    Errm so so that is a bit of an issue but there is
    a general I think she would be jealous of
    whatever grandparents, whatever the other
    grandparents were. Whether they were Christian or
    Jewish. That would still be there, but as another
  • With this grandmother there was a feeling of a
    divide having been crossed from shared culture
    to one culture. This father resolved the issue
    seeing with his view of religion as knowledge.
    Christianity was the dominant culture and
    religion which society

  • is permeated with and cannot really escape. Yet
    the childrens knowledge of Judaism would need
    some nurturing as it is a minority faith and not
    as accessible as Christianity.
  • Conclusions
  • Mixed relationships can be enriching with both
    partners bringing together their experiences and
    expectations to create a new household. In the
    families interviewed regardless of cultural
    backgrounds there were many similar themes which
    would suggest that you are a parent or
    grandparent first and you have a sense of what
    that involves without any specific cultural
    expectations impacting on that. The key factor in
    these relationships and

  • families was negotiation and to compromise.
  • Children were being exposed to bits of different
    cultures and some of this was in a religious
    context, and they were at ease with their
  • Grandparents could have concerns about couples
    relationships, and the family, but could offer a
    lot in terms of making a childs experience more
    culturally rich.
  • References
  • Billig, M. (1997). Rhetorical and discursive
    analysis How families talk about the royal
    family. Doing Qualitative Analysis in
    Psychology. Hove Psychology press.
  • Breger, R., Hill, R. (1998). Introducing Mixed
    Marriages. In Breger, R., Hill, R. (1998).
    (Eds). Cross-Cultural Marriage Identity and
    Choice. Oxford. Berg

Channel Four Documentary (2000).
htm Edwards, D.
Potter, J. (1993). Discursive Psychologhy.
London.Sage. Johnson, R.C., Nagoshi, C.T.
(1986). The Adjustment of Offspring of
Within-group and Interracial/Intercultural
Marriages A Comparison of Personality Factor
Scores. Journal of Marriage and the Family, 48,
279-284. Johnson, W.R. Warren, M. (1994).
Inside The Mixed Marriage. University Press of
America London. Kerwin, C., Ponterotto, J.G.,
Jackson, B.J., Harris, A. (1993). Racial
Identity in Biracial Children A Qualitative

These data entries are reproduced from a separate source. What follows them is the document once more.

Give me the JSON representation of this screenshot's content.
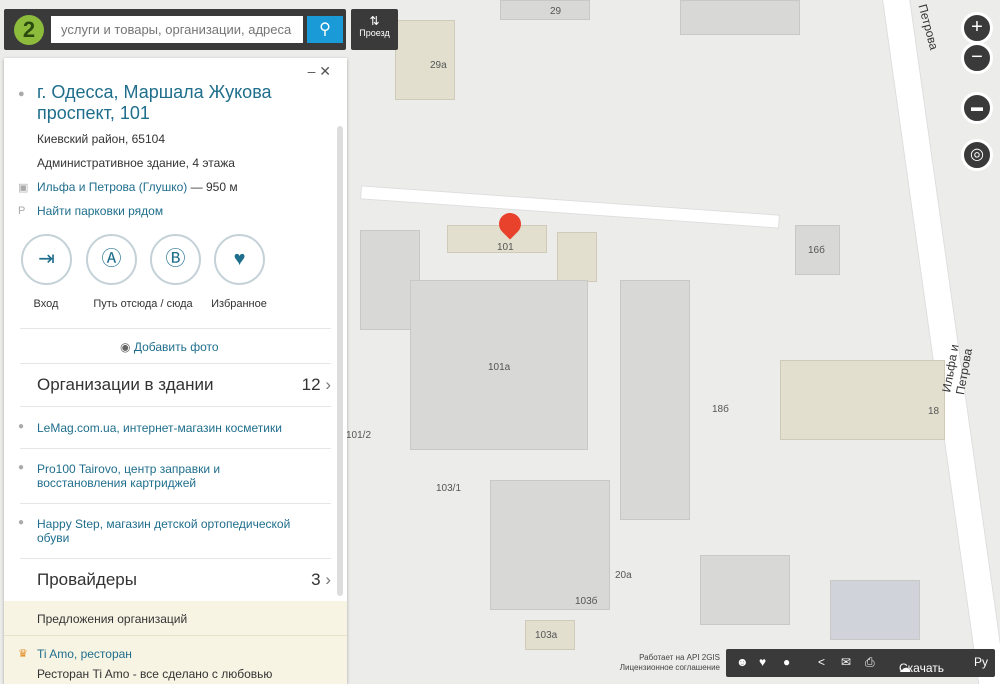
{
  "search": {
    "placeholder": "услуги и товары, организации, адреса",
    "logo": "2",
    "proezd_label": "Проезд"
  },
  "card": {
    "title": "г. Одесса, Маршала Жукова проспект, 101",
    "district": "Киевский район, 65104",
    "building": "Административное здание, 4 этажа",
    "transit_stop": "Ильфа и Петрова (Глушко)",
    "transit_distance": "— 950 м",
    "parking": "Найти парковки рядом",
    "actions": [
      {
        "label": "Вход",
        "icon": "entrance-icon"
      },
      {
        "label": "Путь отсюда / сюда",
        "icon": "route-icon"
      },
      {
        "label": "",
        "icon": "route-b-icon"
      },
      {
        "label": "Избранное",
        "icon": "heart-icon"
      }
    ],
    "add_photo": "Добавить фото",
    "orgs_title": "Организации в здании",
    "orgs_count": "12",
    "orgs": [
      "LeMag.com.ua, интернет-магазин косметики",
      "Pro100 Tairovo, центр заправки и восстановления картриджей",
      "Happy Step, магазин детской ортопедической обуви"
    ],
    "providers_title": "Провайдеры",
    "providers_count": "3",
    "offers_title": "Предложения организаций",
    "offer_name": "Ti Amo, ресторан",
    "offer_text": "Ресторан Ti Amo - все сделано с любовью"
  },
  "map": {
    "labels": [
      "29",
      "29а",
      "16б",
      "18б",
      "18",
      "101а",
      "101",
      "101/2",
      "103/1",
      "103б",
      "103а",
      "20а"
    ],
    "streets": [
      "Ильфа и Петрова",
      "Петрова"
    ],
    "credits": [
      "Работает на API 2GIS",
      "Лицензионное соглашение"
    ]
  },
  "bottom": {
    "download": "Скачать",
    "lang": "Ру"
  }
}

Investigation. Journal of Counseling Psychology,
40, 2, 221-231. Kornhaber, A. (1996).
Contemporary Grandparenting. Thousand Oaks
Sage. McCready, W. (1985). Styles of

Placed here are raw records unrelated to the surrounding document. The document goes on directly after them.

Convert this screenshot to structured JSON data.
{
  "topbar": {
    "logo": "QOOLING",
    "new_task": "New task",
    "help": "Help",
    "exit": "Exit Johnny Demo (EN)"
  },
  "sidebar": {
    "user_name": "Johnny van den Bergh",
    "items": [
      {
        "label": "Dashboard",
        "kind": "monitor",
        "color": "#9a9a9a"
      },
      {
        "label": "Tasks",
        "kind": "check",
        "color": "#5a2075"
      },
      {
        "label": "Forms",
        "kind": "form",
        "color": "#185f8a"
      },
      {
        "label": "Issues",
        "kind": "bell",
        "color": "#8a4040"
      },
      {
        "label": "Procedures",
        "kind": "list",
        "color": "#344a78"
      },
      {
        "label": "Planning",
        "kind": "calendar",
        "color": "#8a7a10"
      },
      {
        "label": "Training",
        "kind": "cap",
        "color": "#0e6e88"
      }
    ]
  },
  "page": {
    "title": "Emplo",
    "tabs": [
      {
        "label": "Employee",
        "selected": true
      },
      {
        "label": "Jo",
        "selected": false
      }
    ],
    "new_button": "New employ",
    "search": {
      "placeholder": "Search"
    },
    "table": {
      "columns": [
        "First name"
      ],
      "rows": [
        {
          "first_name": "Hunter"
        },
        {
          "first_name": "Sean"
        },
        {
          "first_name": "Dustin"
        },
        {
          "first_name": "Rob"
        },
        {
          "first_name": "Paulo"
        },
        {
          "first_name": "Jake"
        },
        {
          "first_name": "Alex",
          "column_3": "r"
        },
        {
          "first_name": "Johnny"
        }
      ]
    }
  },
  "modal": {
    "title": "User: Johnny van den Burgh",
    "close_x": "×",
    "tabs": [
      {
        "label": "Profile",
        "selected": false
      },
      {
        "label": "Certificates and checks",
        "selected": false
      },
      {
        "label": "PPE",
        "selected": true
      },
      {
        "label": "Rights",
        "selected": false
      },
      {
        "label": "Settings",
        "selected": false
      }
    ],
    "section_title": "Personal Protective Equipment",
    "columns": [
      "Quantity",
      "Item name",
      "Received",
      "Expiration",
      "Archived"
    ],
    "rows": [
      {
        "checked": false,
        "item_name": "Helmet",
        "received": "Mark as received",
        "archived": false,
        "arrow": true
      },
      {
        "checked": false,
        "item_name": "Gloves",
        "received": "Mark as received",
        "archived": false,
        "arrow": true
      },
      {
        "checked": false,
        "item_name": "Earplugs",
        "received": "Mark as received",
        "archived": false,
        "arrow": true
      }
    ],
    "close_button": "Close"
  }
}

Grandparenting among White Ethnic. In V.l.
Bengston J.F.F. Robertson (Eds.),
Grandparenthood. Beverly Hills, CA
Sage. The Office of Population Censuses and
Surveys Labour Force Survey (1985). Cited in

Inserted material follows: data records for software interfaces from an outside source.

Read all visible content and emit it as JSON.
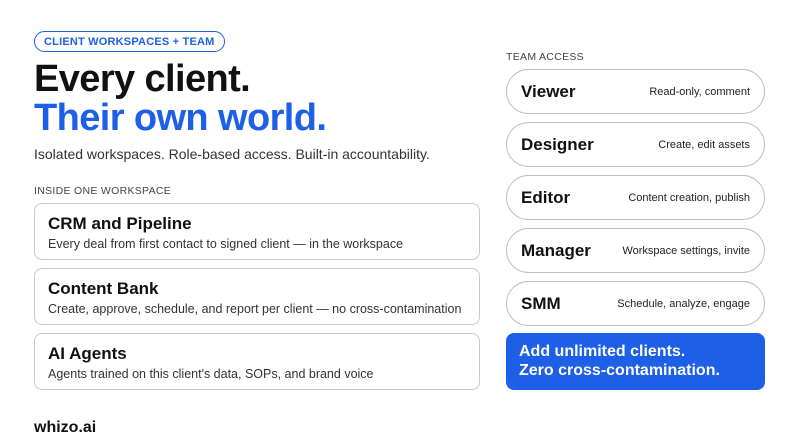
{
  "tag": "CLIENT WORKSPACES + TEAM",
  "headline": {
    "line1": "Every client.",
    "line2": "Their own world."
  },
  "subline": "Isolated workspaces. Role-based access. Built-in accountability.",
  "workspace": {
    "label": "INSIDE ONE WORKSPACE",
    "items": [
      {
        "title": "CRM and Pipeline",
        "desc": "Every deal from first contact to signed client — in the workspace"
      },
      {
        "title": "Content Bank",
        "desc": "Create, approve, schedule, and report per client — no cross-contamination"
      },
      {
        "title": "AI Agents",
        "desc": "Agents trained on this client's data, SOPs, and brand voice"
      }
    ]
  },
  "team": {
    "label": "TEAM ACCESS",
    "roles": [
      {
        "name": "Viewer",
        "desc": "Read-only, comment"
      },
      {
        "name": "Designer",
        "desc": "Create, edit assets"
      },
      {
        "name": "Editor",
        "desc": "Content creation, publish"
      },
      {
        "name": "Manager",
        "desc": "Workspace settings, invite"
      },
      {
        "name": "SMM",
        "desc": "Schedule, analyze, engage"
      }
    ]
  },
  "cta": {
    "line1": "Add unlimited clients.",
    "line2": "Zero cross-contamination."
  },
  "brand": "whizo.ai",
  "colors": {
    "accent": "#1d5fe6",
    "text": "#111111",
    "border": "#c9c9c9"
  }
}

Alibhai-Brown, Montague, A. (1992). The colour
of Love. London. Virago Press.